He increased his strokes from 64 per minute to 67. He credited his extra physical effort to a mind-body aspect of his preparation.
“One of the things I do in my training is a Qi Gong sequence,” Argüelles explains. “I have to try to do the sequence, move my legs, move my arms, lower back. The whole idea is to liberate your energy channels, create more energy.”
Surpassing the currents, Argüelles was ready to complete the crossing to the Scottish coast, but there were some final obstacles.
“Probably the scariest moment of all my swims in the Oceans Seven was at the end of the North Channel,” he said.
In his book, he mentions that the lion’s-mane jellyfish were a no-show for much of the swim. Yet he told the Guardian that they made a late, painful entrance.
“They appeared at the very, very end,” he says. “I got stung just a little bit. It’s one of the risks. It hurt so much. The next day, I was in pain.”
Meanwhile, Argüelles was scanning the coastline, as Oceans Seven rules mandate finishing on a beach. It wasn’t easy, with mammoth waves threatening to knock him unconscious onto a coast full of sharp rocks.
“Suddenly, it was the worst-case scenario,” he recalls. “Another wave was coming, a big wave.”
It was decision time.
“I thought that if I hit my head on the rocks, if I was not dead, I could lose consciousness,” he says. “The boat would not come in enough time to get me.
“I tried to position myself [for] whatever would happen, so that my back would come before my head and arms. I tried to make a slow landing. It happened. For some reason, I was able to land perfectly.”

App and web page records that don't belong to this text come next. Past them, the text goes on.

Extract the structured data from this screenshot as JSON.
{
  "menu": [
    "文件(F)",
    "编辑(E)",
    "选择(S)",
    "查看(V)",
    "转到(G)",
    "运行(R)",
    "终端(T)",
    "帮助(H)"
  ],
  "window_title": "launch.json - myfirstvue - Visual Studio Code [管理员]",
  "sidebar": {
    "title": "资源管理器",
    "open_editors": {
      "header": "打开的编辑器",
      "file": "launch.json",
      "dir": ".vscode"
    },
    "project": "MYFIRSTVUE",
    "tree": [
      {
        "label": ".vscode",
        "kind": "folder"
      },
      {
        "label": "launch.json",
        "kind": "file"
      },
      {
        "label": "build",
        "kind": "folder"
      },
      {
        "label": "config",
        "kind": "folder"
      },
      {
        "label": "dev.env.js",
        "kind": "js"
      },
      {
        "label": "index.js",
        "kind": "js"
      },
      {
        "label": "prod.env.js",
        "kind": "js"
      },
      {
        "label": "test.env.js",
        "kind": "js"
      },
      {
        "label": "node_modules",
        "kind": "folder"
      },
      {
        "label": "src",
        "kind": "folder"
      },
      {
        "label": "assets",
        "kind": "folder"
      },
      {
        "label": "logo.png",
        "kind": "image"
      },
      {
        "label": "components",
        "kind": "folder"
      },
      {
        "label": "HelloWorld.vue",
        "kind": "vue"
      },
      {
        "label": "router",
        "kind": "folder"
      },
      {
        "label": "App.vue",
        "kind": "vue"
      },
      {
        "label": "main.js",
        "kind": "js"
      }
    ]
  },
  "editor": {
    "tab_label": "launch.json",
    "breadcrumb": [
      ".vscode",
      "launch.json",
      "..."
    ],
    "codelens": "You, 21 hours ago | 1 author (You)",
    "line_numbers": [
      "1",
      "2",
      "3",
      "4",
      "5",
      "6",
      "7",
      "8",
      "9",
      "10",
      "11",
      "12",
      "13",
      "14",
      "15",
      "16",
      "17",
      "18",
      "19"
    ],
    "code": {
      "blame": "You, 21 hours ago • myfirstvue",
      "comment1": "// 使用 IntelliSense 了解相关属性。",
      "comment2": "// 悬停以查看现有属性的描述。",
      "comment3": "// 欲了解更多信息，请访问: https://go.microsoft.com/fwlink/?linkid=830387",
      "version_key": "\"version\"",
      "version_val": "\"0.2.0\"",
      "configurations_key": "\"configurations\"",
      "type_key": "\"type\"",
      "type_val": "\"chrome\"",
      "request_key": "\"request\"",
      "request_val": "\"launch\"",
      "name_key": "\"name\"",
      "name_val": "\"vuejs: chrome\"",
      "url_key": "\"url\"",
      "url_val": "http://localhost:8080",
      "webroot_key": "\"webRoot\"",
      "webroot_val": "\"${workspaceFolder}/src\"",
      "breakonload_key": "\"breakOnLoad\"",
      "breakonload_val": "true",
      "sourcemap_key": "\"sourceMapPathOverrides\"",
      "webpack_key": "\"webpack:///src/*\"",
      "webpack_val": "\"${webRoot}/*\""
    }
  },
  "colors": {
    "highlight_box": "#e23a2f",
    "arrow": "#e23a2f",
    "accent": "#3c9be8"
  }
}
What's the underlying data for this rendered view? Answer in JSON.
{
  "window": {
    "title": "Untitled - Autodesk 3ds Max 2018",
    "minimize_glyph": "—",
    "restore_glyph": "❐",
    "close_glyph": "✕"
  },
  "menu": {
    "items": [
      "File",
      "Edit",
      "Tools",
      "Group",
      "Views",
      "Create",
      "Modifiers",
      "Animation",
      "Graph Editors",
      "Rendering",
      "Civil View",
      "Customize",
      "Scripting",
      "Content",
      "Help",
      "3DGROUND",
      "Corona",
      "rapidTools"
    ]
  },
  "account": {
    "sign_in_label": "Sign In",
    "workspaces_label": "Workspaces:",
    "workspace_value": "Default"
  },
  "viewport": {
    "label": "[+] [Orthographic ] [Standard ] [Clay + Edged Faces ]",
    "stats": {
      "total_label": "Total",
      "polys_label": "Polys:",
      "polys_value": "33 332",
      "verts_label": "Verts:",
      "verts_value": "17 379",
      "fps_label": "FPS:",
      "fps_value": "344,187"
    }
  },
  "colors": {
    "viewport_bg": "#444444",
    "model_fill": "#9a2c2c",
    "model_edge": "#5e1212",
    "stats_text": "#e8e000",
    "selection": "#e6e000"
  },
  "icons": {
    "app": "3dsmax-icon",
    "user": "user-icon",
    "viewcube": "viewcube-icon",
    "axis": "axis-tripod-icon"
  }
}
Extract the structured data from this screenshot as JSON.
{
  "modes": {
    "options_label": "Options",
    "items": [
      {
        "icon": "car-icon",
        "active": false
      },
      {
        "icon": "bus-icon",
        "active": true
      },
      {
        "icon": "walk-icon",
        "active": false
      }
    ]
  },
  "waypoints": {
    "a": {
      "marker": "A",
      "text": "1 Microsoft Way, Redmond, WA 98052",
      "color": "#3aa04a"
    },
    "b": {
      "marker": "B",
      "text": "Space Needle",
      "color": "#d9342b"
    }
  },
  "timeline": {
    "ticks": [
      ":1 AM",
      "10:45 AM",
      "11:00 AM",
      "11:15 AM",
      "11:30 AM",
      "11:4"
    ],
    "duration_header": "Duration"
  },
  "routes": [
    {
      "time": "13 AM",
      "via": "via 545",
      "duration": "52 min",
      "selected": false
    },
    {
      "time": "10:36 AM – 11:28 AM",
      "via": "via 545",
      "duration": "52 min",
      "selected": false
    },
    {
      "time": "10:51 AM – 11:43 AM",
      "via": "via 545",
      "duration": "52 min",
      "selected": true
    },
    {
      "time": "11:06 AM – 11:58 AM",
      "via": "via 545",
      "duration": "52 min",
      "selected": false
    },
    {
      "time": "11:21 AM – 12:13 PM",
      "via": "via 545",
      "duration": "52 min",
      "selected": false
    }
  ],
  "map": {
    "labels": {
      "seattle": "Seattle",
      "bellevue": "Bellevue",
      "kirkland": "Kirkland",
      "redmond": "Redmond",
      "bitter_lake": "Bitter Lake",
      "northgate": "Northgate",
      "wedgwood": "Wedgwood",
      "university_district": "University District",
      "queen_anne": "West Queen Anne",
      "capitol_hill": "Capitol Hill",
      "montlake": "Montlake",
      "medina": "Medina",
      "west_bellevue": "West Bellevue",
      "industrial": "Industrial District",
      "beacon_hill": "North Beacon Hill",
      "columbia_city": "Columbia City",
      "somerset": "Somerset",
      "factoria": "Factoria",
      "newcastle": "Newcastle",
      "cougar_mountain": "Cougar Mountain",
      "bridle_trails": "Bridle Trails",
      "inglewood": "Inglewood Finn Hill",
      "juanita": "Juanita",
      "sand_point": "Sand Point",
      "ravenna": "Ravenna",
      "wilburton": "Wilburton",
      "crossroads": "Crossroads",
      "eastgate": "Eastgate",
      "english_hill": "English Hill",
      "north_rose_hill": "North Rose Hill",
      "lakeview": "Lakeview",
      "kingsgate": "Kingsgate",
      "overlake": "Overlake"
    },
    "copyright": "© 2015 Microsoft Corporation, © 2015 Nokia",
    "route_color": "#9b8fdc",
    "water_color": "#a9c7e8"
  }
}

Since completing the Oceans Seven, Argüelles did an even longer swim – 24 hours and 14 minutes back and forth in a return to Catalina. He experienced a different kind of milestone when he became a grandfather last September. He plans to share his real-life adventure stories with his granddaughter.
“I always thought I wanted to tell my grandchildren stories,” Argüelles says, “about those things I really did. They’re better than just imaginary stories. I swam with dolphins, with whales.”
As he noted, “there’s always time to go for a swim, a beautiful swim.”